### Record extracts:
━━━━━━━━━━━━━━━━
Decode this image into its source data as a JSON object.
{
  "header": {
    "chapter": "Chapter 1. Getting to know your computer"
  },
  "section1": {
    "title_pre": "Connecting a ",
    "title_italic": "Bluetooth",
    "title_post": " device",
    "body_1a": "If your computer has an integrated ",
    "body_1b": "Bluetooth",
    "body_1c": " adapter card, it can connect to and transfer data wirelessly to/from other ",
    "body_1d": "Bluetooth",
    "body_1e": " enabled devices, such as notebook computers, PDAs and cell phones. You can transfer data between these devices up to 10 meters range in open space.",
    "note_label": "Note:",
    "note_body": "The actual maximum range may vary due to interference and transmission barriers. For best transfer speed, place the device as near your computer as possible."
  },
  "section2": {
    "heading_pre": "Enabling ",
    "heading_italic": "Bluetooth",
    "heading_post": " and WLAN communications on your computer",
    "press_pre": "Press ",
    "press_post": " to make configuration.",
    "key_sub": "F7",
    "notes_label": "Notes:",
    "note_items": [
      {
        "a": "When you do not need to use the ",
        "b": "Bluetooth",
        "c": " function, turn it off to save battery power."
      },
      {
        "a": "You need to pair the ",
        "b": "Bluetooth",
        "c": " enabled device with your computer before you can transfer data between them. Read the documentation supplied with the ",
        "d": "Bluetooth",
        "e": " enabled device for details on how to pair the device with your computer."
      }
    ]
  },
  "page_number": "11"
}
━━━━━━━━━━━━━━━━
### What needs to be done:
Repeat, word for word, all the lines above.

### Response to this task:
Decode this image into its source data as a JSON object.
{
  "header": {
    "chapter": "Chapter 1. Getting to know your computer"
  },
  "section1": {
    "title_pre": "Connecting a ",
    "title_italic": "Bluetooth",
    "title_post": " device",
    "body_1a": "If your computer has an integrated ",
    "body_1b": "Bluetooth",
    "body_1c": " adapter card, it can connect to and transfer data wirelessly to/from other ",
    "body_1d": "Bluetooth",
    "body_1e": " enabled devices, such as notebook computers, PDAs and cell phones. You can transfer data between these devices up to 10 meters range in open space.",
    "note_label": "Note:",
    "note_body": "The actual maximum range may vary due to interference and transmission barriers. For best transfer speed, place the device as near your computer as possible."
  },
  "section2": {
    "heading_pre": "Enabling ",
    "heading_italic": "Bluetooth",
    "heading_post": " and WLAN communications on your computer",
    "press_pre": "Press ",
    "press_post": " to make configuration.",
    "key_sub": "F7",
    "notes_label": "Notes:",
    "note_items": [
      {
        "a": "When you do not need to use the ",
        "b": "Bluetooth",
        "c": " function, turn it off to save battery power."
      },
      {
        "a": "You need to pair the ",
        "b": "Bluetooth",
        "c": " enabled device with your computer before you can transfer data between them. Read the documentation supplied with the ",
        "d": "Bluetooth",
        "e": " enabled device for details on how to pair the device with your computer."
      }
    ]
  },
  "page_number": "11"
}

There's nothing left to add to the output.